> TRY IT
Restate every record exactly as it is written, while omitting the pictures it holds.

[Website and app data records]
++++++++++

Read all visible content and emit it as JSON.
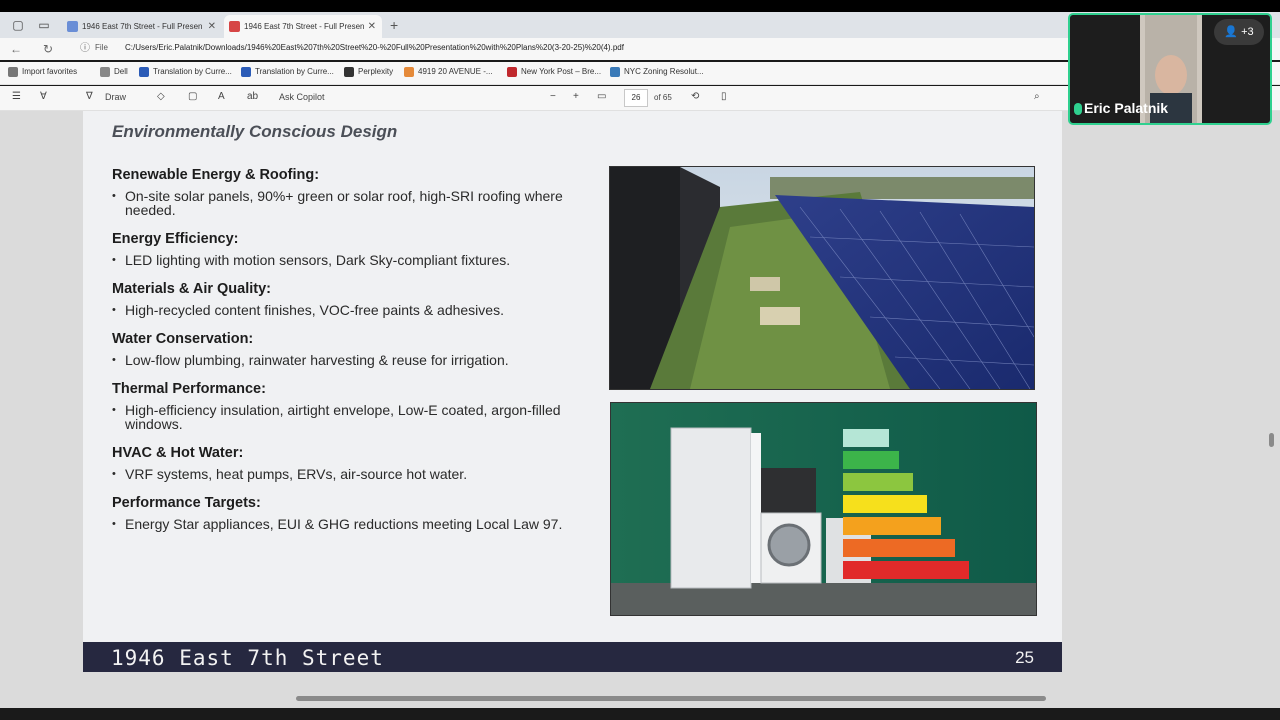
{
  "browser": {
    "tabs": [
      {
        "title": "1946 East 7th Street - Full Presen",
        "active": false,
        "favicon_color": "#6a8ed6"
      },
      {
        "title": "1946 East 7th Street - Full Presen",
        "active": true,
        "favicon_color": "#d64545"
      }
    ],
    "new_tab_icon": "plus-icon",
    "file_label": "File",
    "url": "C:/Users/Eric.Palatnik/Downloads/1946%20East%207th%20Street%20-%20Full%20Presentation%20with%20Plans%20(3-20-25)%20(4).pdf",
    "bookmarks": [
      {
        "label": "Import favorites",
        "color": "#777777"
      },
      {
        "label": "Dell",
        "color": "#888888"
      },
      {
        "label": "Translation by Curre...",
        "color": "#2b5bb7"
      },
      {
        "label": "Translation by Curre...",
        "color": "#2b5bb7"
      },
      {
        "label": "Perplexity",
        "color": "#333333"
      },
      {
        "label": "4919 20 AVENUE -...",
        "color": "#e58a3a"
      },
      {
        "label": "New York Post – Bre...",
        "color": "#c0282d"
      },
      {
        "label": "NYC Zoning Resolut...",
        "color": "#3a7ab8"
      }
    ]
  },
  "pdf_toolbar": {
    "draw_label": "Draw",
    "ask_copilot_label": "Ask Copilot",
    "zoom_out": "−",
    "zoom_in": "+",
    "page_current": "26",
    "page_total": "of 65"
  },
  "slide": {
    "title": "Environmentally Conscious Design",
    "sections": [
      {
        "heading": "Renewable Energy & Roofing:",
        "bullet": "On-site solar panels, 90%+ green or solar roof, high-SRI roofing where needed."
      },
      {
        "heading": "Energy Efficiency:",
        "bullet": "LED lighting with motion sensors, Dark Sky-compliant fixtures."
      },
      {
        "heading": "Materials & Air Quality:",
        "bullet": "High-recycled content finishes, VOC-free paints & adhesives."
      },
      {
        "heading": "Water Conservation:",
        "bullet": "Low-flow plumbing, rainwater harvesting & reuse for irrigation."
      },
      {
        "heading": "Thermal Performance:",
        "bullet": "High-efficiency insulation, airtight envelope, Low-E coated, argon-filled windows."
      },
      {
        "heading": "HVAC & Hot Water:",
        "bullet": "VRF systems, heat pumps, ERVs, air-source hot water."
      },
      {
        "heading": "Performance Targets:",
        "bullet": "Energy Star appliances, EUI & GHG reductions meeting Local Law 97."
      }
    ],
    "footer_title": "1946 East 7th Street",
    "footer_page": "25"
  },
  "video": {
    "participant_name": "Eric Palatnik",
    "participant_count": "+3"
  },
  "colors": {
    "accent_green": "#2fd08f",
    "footer_band": "#262840"
  }
}
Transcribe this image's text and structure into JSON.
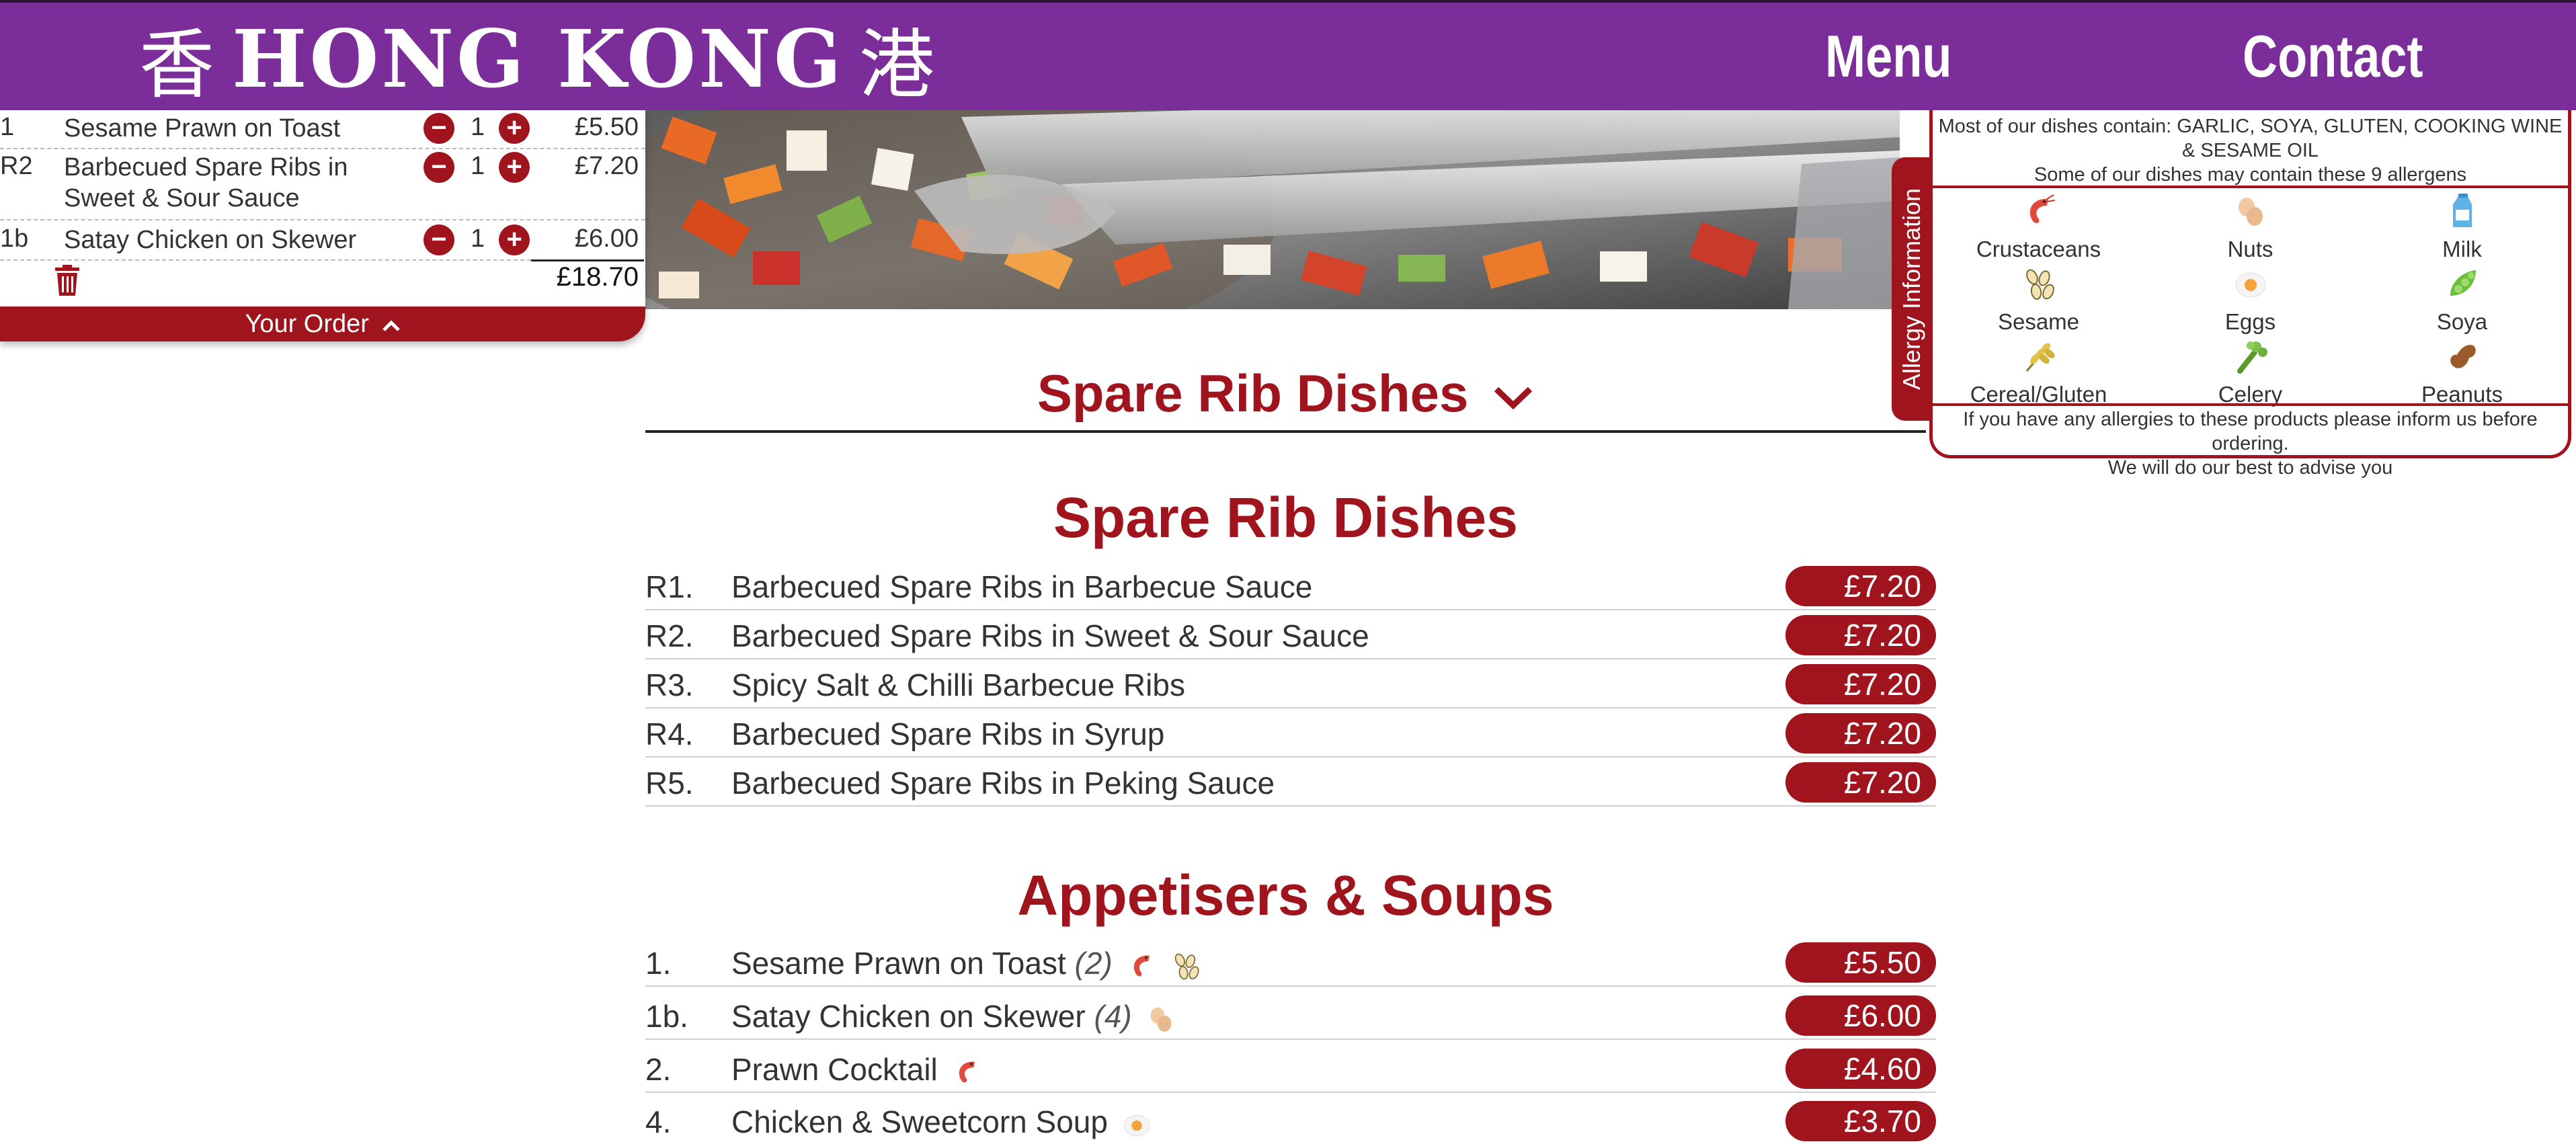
{
  "header": {
    "logo_char_left": "香",
    "logo_text": "HONG KONG",
    "logo_char_right": "港",
    "nav_menu": "Menu",
    "nav_contact": "Contact"
  },
  "order": {
    "items": [
      {
        "code": "1",
        "name": "Sesame Prawn on Toast",
        "qty": "1",
        "price": "£5.50"
      },
      {
        "code": "R2",
        "name": "Barbecued Spare Ribs in Sweet & Sour Sauce",
        "qty": "1",
        "price": "£7.20"
      },
      {
        "code": "1b",
        "name": "Satay Chicken on Skewer",
        "qty": "1",
        "price": "£6.00"
      }
    ],
    "total": "£18.70",
    "toggle_label": "Your Order"
  },
  "allergy": {
    "tab_label": "Allergy Information",
    "top_line1": "Most of our dishes contain: GARLIC, SOYA, GLUTEN, COOKING WINE & SESAME OIL",
    "top_line2": "Some of our dishes may contain these 9 allergens",
    "items": [
      {
        "label": "Crustaceans",
        "icon": "shrimp-icon"
      },
      {
        "label": "Nuts",
        "icon": "nut-icon"
      },
      {
        "label": "Milk",
        "icon": "milk-carton-icon"
      },
      {
        "label": "Sesame",
        "icon": "sesame-seeds-icon"
      },
      {
        "label": "Eggs",
        "icon": "egg-icon"
      },
      {
        "label": "Soya",
        "icon": "soybean-icon"
      },
      {
        "label": "Cereal/Gluten",
        "icon": "wheat-icon"
      },
      {
        "label": "Celery",
        "icon": "celery-icon"
      },
      {
        "label": "Peanuts",
        "icon": "peanut-icon"
      }
    ],
    "bottom_line1": "If you have any allergies to these products please inform us before ordering.",
    "bottom_line2": "We will do our best to advise you"
  },
  "menu": {
    "dropdown_label": "Spare Rib Dishes",
    "sections": [
      {
        "title": "Spare Rib Dishes",
        "items": [
          {
            "num": "R1.",
            "name": "Barbecued Spare Ribs in Barbecue Sauce",
            "price": "£7.20"
          },
          {
            "num": "R2.",
            "name": "Barbecued Spare Ribs in Sweet & Sour Sauce",
            "price": "£7.20"
          },
          {
            "num": "R3.",
            "name": "Spicy Salt & Chilli Barbecue Ribs",
            "price": "£7.20"
          },
          {
            "num": "R4.",
            "name": "Barbecued Spare Ribs in Syrup",
            "price": "£7.20"
          },
          {
            "num": "R5.",
            "name": "Barbecued Spare Ribs in Peking Sauce",
            "price": "£7.20"
          }
        ]
      },
      {
        "title": "Appetisers & Soups",
        "items": [
          {
            "num": "1.",
            "name": "Sesame Prawn on Toast",
            "portion": "(2)",
            "price": "£5.50"
          },
          {
            "num": "1b.",
            "name": "Satay Chicken on Skewer",
            "portion": "(4)",
            "price": "£6.00"
          },
          {
            "num": "2.",
            "name": "Prawn Cocktail",
            "price": "£4.60"
          },
          {
            "num": "4.",
            "name": "Chicken & Sweetcorn Soup",
            "price": "£3.70"
          }
        ]
      }
    ]
  },
  "colors": {
    "brand_purple": "#7b2d9a",
    "accent_red": "#a0141e"
  }
}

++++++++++

> EXERCISE SOLUTION
Read all visible content and emit it as JSON.
{
  "browser": {
    "tabs": [
      {
        "title": "1946 East 7th Street - Full Presen",
        "active": false,
        "favicon_color": "#6a8ed6"
      },
      {
        "title": "1946 East 7th Street - Full Presen",
        "active": true,
        "favicon_color": "#d64545"
      }
    ],
    "new_tab_icon": "plus-icon",
    "file_label": "File",
    "url": "C:/Users/Eric.Palatnik/Downloads/1946%20East%207th%20Street%20-%20Full%20Presentation%20with%20Plans%20(3-20-25)%20(4).pdf",
    "bookmarks": [
      {
        "label": "Import favorites",
        "color": "#777777"
      },
      {
        "label": "Dell",
        "color": "#888888"
      },
      {
        "label": "Translation by Curre...",
        "color": "#2b5bb7"
      },
      {
        "label": "Translation by Curre...",
        "color": "#2b5bb7"
      },
      {
        "label": "Perplexity",
        "color": "#333333"
      },
      {
        "label": "4919 20 AVENUE -...",
        "color": "#e58a3a"
      },
      {
        "label": "New York Post – Bre...",
        "color": "#c0282d"
      },
      {
        "label": "NYC Zoning Resolut...",
        "color": "#3a7ab8"
      }
    ]
  },
  "pdf_toolbar": {
    "draw_label": "Draw",
    "ask_copilot_label": "Ask Copilot",
    "zoom_out": "−",
    "zoom_in": "+",
    "page_current": "26",
    "page_total": "of 65"
  },
  "slide": {
    "title": "Environmentally Conscious Design",
    "sections": [
      {
        "heading": "Renewable Energy & Roofing:",
        "bullet": "On-site solar panels, 90%+ green or solar roof, high-SRI roofing where needed."
      },
      {
        "heading": "Energy Efficiency:",
        "bullet": "LED lighting with motion sensors, Dark Sky-compliant fixtures."
      },
      {
        "heading": "Materials & Air Quality:",
        "bullet": "High-recycled content finishes, VOC-free paints & adhesives."
      },
      {
        "heading": "Water Conservation:",
        "bullet": "Low-flow plumbing, rainwater harvesting & reuse for irrigation."
      },
      {
        "heading": "Thermal Performance:",
        "bullet": "High-efficiency insulation, airtight envelope, Low-E coated, argon-filled windows."
      },
      {
        "heading": "HVAC & Hot Water:",
        "bullet": "VRF systems, heat pumps, ERVs, air-source hot water."
      },
      {
        "heading": "Performance Targets:",
        "bullet": "Energy Star appliances, EUI & GHG reductions meeting Local Law 97."
      }
    ],
    "footer_title": "1946 East 7th Street",
    "footer_page": "25"
  },
  "video": {
    "participant_name": "Eric Palatnik",
    "participant_count": "+3"
  },
  "colors": {
    "accent_green": "#2fd08f",
    "footer_band": "#262840"
  }
}
Transcribe this image's text and structure into JSON.
{
  "header": {
    "logo_char_left": "香",
    "logo_text": "HONG KONG",
    "logo_char_right": "港",
    "nav_menu": "Menu",
    "nav_contact": "Contact"
  },
  "order": {
    "items": [
      {
        "code": "1",
        "name": "Sesame Prawn on Toast",
        "qty": "1",
        "price": "£5.50"
      },
      {
        "code": "R2",
        "name": "Barbecued Spare Ribs in Sweet & Sour Sauce",
        "qty": "1",
        "price": "£7.20"
      },
      {
        "code": "1b",
        "name": "Satay Chicken on Skewer",
        "qty": "1",
        "price": "£6.00"
      }
    ],
    "total": "£18.70",
    "toggle_label": "Your Order"
  },
  "allergy": {
    "tab_label": "Allergy Information",
    "top_line1": "Most of our dishes contain: GARLIC, SOYA, GLUTEN, COOKING WINE & SESAME OIL",
    "top_line2": "Some of our dishes may contain these 9 allergens",
    "items": [
      {
        "label": "Crustaceans",
        "icon": "shrimp-icon"
      },
      {
        "label": "Nuts",
        "icon": "nut-icon"
      },
      {
        "label": "Milk",
        "icon": "milk-carton-icon"
      },
      {
        "label": "Sesame",
        "icon": "sesame-seeds-icon"
      },
      {
        "label": "Eggs",
        "icon": "egg-icon"
      },
      {
        "label": "Soya",
        "icon": "soybean-icon"
      },
      {
        "label": "Cereal/Gluten",
        "icon": "wheat-icon"
      },
      {
        "label": "Celery",
        "icon": "celery-icon"
      },
      {
        "label": "Peanuts",
        "icon": "peanut-icon"
      }
    ],
    "bottom_line1": "If you have any allergies to these products please inform us before ordering.",
    "bottom_line2": "We will do our best to advise you"
  },
  "menu": {
    "dropdown_label": "Spare Rib Dishes",
    "sections": [
      {
        "title": "Spare Rib Dishes",
        "items": [
          {
            "num": "R1.",
            "name": "Barbecued Spare Ribs in Barbecue Sauce",
            "price": "£7.20"
          },
          {
            "num": "R2.",
            "name": "Barbecued Spare Ribs in Sweet & Sour Sauce",
            "price": "£7.20"
          },
          {
            "num": "R3.",
            "name": "Spicy Salt & Chilli Barbecue Ribs",
            "price": "£7.20"
          },
          {
            "num": "R4.",
            "name": "Barbecued Spare Ribs in Syrup",
            "price": "£7.20"
          },
          {
            "num": "R5.",
            "name": "Barbecued Spare Ribs in Peking Sauce",
            "price": "£7.20"
          }
        ]
      },
      {
        "title": "Appetisers & Soups",
        "items": [
          {
            "num": "1.",
            "name": "Sesame Prawn on Toast",
            "portion": "(2)",
            "price": "£5.50"
          },
          {
            "num": "1b.",
            "name": "Satay Chicken on Skewer",
            "portion": "(4)",
            "price": "£6.00"
          },
          {
            "num": "2.",
            "name": "Prawn Cocktail",
            "price": "£4.60"
          },
          {
            "num": "4.",
            "name": "Chicken & Sweetcorn Soup",
            "price": "£3.70"
          }
        ]
      }
    ]
  },
  "colors": {
    "brand_purple": "#7b2d9a",
    "accent_red": "#a0141e"
  }
}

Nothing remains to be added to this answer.